We’re having a heatwave! 

This cooling pranayama practice was devised deep in the Himalayas, whenancient sages observed and imitated the world around them in their attempts to master body, breath, and mind. 

They noticed the curve of a bird’s lower beak, a new green leaf uncurling, and the hiss of a cobra—and emulated those shapes and sounds in a practice called Sitali (the cooling breath).

 In this pranayama, the inhalation is moistened as it passes through the curl of the tongue (described as a bird’s beak and an uncurling leaf), so that you are “drinking” water-saturated air.

Besides building breath awareness, this practice is said to calm hunger and thirst and cultivate a love for solitude. Sitali also cools the body, adds moisture to the system, and according to the system of ayurveda, soothes a pitta imbalance, common in the summer months. In addition, this practice reduces tiredness, bad breath, fever and high blood pressure.

How To Practice Sitali

Close your eyes, breathe diaphragmatically for several minutes, then open the mouth and form the lips into an “O.”

Curl the tongue lengthwise and project it out of the mouth (about 3/4 of an inch).

Inhale deeply across the tongue and into the mouth as if drinking through a straw.

Focus your attention on the cooling sensation of the breath as the abdomen and lower ribs expand.

Withdraw the tongue and close the mouth, exhaling completely through the nostrils.

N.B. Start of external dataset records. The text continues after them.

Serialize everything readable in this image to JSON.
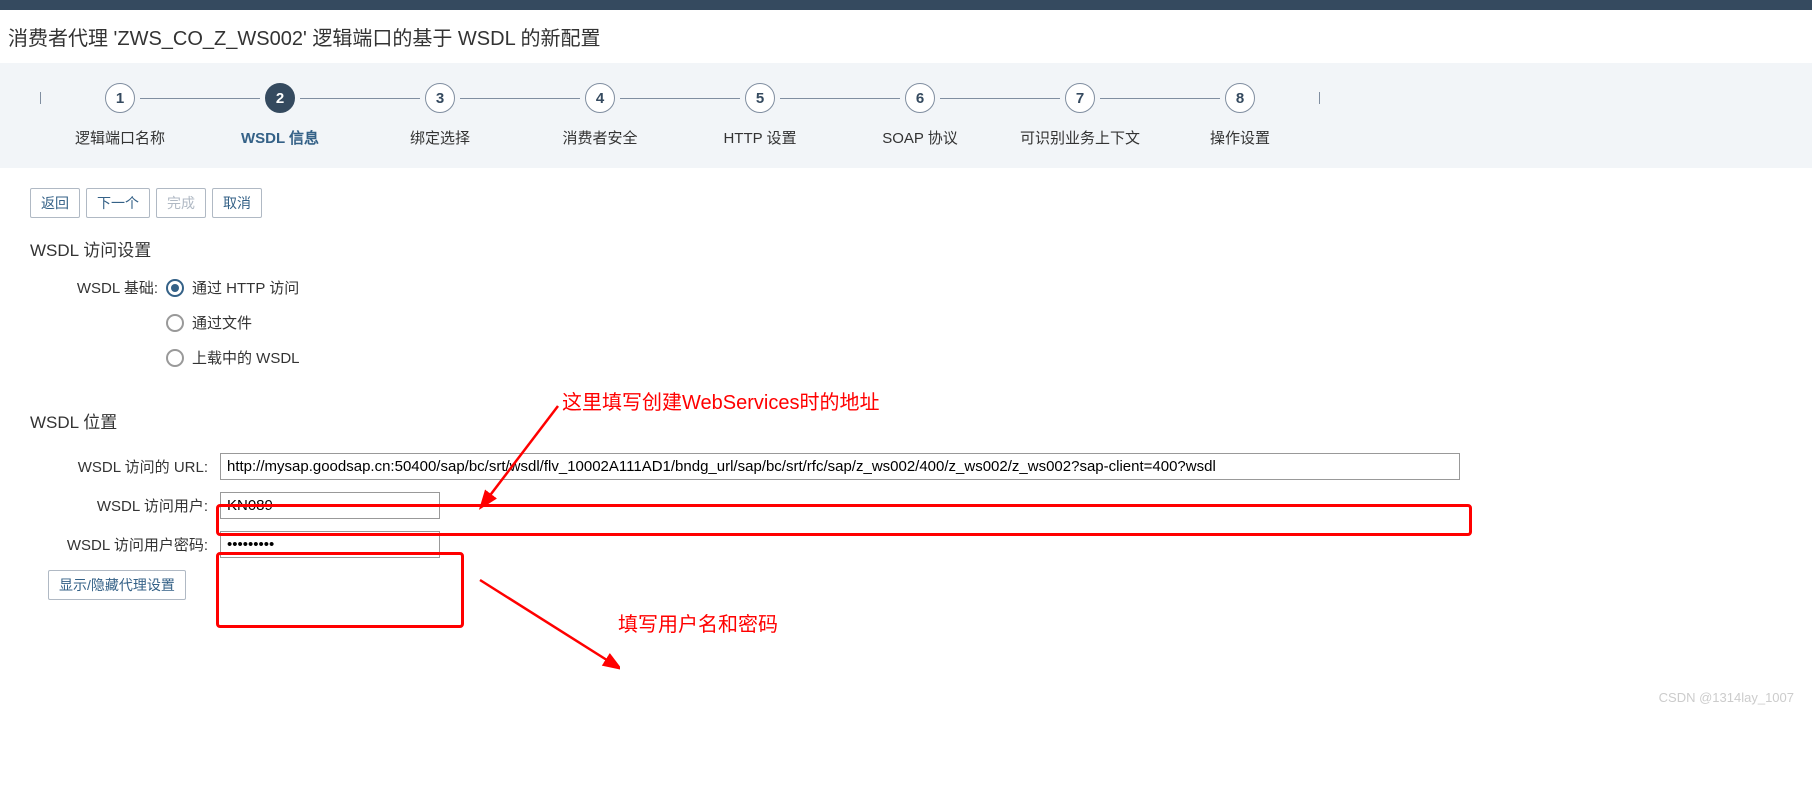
{
  "pageTitle": "消费者代理 'ZWS_CO_Z_WS002' 逻辑端口的基于 WSDL 的新配置",
  "steps": [
    {
      "num": "1",
      "label": "逻辑端口名称"
    },
    {
      "num": "2",
      "label": "WSDL 信息"
    },
    {
      "num": "3",
      "label": "绑定选择"
    },
    {
      "num": "4",
      "label": "消费者安全"
    },
    {
      "num": "5",
      "label": "HTTP 设置"
    },
    {
      "num": "6",
      "label": "SOAP 协议"
    },
    {
      "num": "7",
      "label": "可识别业务上下文"
    },
    {
      "num": "8",
      "label": "操作设置"
    }
  ],
  "activeStep": 2,
  "buttons": {
    "back": "返回",
    "next": "下一个",
    "finish": "完成",
    "cancel": "取消"
  },
  "sections": {
    "accessSettings": "WSDL 访问设置",
    "wsdlLocation": "WSDL 位置"
  },
  "wsdlBase": {
    "label": "WSDL 基础:",
    "options": [
      {
        "text": "通过 HTTP 访问",
        "selected": true
      },
      {
        "text": "通过文件",
        "selected": false
      },
      {
        "text": "上载中的 WSDL",
        "selected": false
      }
    ]
  },
  "fields": {
    "urlLabel": "WSDL 访问的 URL:",
    "urlValue": "http://mysap.goodsap.cn:50400/sap/bc/srt/wsdl/flv_10002A111AD1/bndg_url/sap/bc/srt/rfc/sap/z_ws002/400/z_ws002/z_ws002?sap-client=400?wsdl",
    "userLabel": "WSDL 访问用户:",
    "userValue": "KN089",
    "passLabel": "WSDL 访问用户密码:",
    "passValue": "•••••••••",
    "proxyToggle": "显示/隐藏代理设置"
  },
  "annotations": {
    "a1": "这里填写创建WebServices时的地址",
    "a2": "填写用户名和密码"
  },
  "watermark": "CSDN @1314lay_1007"
}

Continue doing sitali for 2 to 3 minutes, return to diaphragmatic breathing for several more, and repeat the cooling breath for 2 to 3 minutes longer. Gradually you can work your way up to a 10-minute practice.

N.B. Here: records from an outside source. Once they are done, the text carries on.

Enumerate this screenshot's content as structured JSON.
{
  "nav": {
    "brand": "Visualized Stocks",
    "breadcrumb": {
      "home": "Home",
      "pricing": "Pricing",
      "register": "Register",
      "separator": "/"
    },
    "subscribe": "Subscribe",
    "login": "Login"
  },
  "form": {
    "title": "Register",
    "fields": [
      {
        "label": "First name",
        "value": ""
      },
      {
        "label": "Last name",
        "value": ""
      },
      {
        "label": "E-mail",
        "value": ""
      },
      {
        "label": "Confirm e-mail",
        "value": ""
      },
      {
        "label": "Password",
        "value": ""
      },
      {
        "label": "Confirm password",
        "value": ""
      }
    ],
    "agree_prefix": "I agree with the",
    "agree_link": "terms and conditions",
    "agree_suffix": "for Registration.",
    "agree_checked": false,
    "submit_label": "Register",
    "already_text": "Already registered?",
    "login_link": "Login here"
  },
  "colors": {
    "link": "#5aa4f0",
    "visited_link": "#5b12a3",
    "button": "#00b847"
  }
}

Can’t Curl Your Tongue? Try Sitkari

Sit comfortably with your eyes closed.

Gently press your lower and upper teeth together and separate your lips as much as you comfortably can, so your teeth are exposed to the air.

Inhale slowly through the gaps in the teeth and focus on the hissing sound of the breath.

Close the mouth and slowly exhale through the nose.

Repeat up to 20 times. This practice is called sitkari. 

Cautions for Sitali and Sitkari

Because sitali and sitkari reduce body temperature, they are best practiced during hot weather or after a vigorous asana or heating pranayama practice (like bhastrika).
If you have a vata or kapha constitution, sitali and sitkari may not be appropriate during wintertime. But no matter when you practice, be sure to take in air that is close to body temperature, since the breath won’t be warmed by the nostrils, ifthe air is cold, it may aggravate the lungs.